Input for this task section start

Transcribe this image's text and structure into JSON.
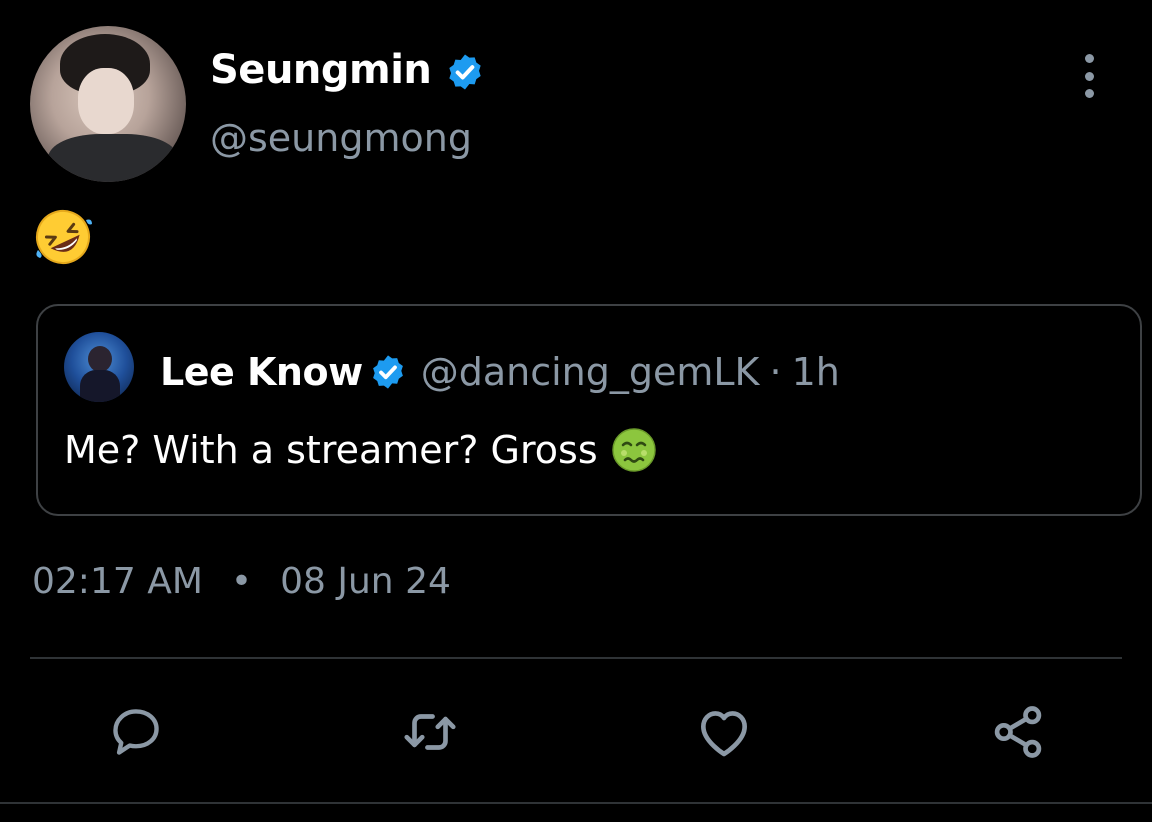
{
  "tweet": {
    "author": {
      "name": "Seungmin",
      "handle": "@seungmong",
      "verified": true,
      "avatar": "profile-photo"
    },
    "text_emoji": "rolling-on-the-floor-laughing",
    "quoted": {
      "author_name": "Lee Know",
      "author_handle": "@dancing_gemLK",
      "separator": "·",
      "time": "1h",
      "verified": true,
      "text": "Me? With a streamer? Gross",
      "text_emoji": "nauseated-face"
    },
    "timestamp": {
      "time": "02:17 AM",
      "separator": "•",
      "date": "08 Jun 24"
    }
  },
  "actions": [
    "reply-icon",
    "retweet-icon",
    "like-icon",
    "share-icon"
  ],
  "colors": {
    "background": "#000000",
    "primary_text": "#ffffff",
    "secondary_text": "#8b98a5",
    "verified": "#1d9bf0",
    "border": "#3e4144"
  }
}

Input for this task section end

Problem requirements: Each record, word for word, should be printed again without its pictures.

Task output:
Transcribe this image's text and structure into JSON.
{
  "tweet": {
    "author": {
      "name": "Seungmin",
      "handle": "@seungmong",
      "verified": true,
      "avatar": "profile-photo"
    },
    "text_emoji": "rolling-on-the-floor-laughing",
    "quoted": {
      "author_name": "Lee Know",
      "author_handle": "@dancing_gemLK",
      "separator": "·",
      "time": "1h",
      "verified": true,
      "text": "Me? With a streamer? Gross",
      "text_emoji": "nauseated-face"
    },
    "timestamp": {
      "time": "02:17 AM",
      "separator": "•",
      "date": "08 Jun 24"
    }
  },
  "actions": [
    "reply-icon",
    "retweet-icon",
    "like-icon",
    "share-icon"
  ],
  "colors": {
    "background": "#000000",
    "primary_text": "#ffffff",
    "secondary_text": "#8b98a5",
    "verified": "#1d9bf0",
    "border": "#3e4144"
  }
}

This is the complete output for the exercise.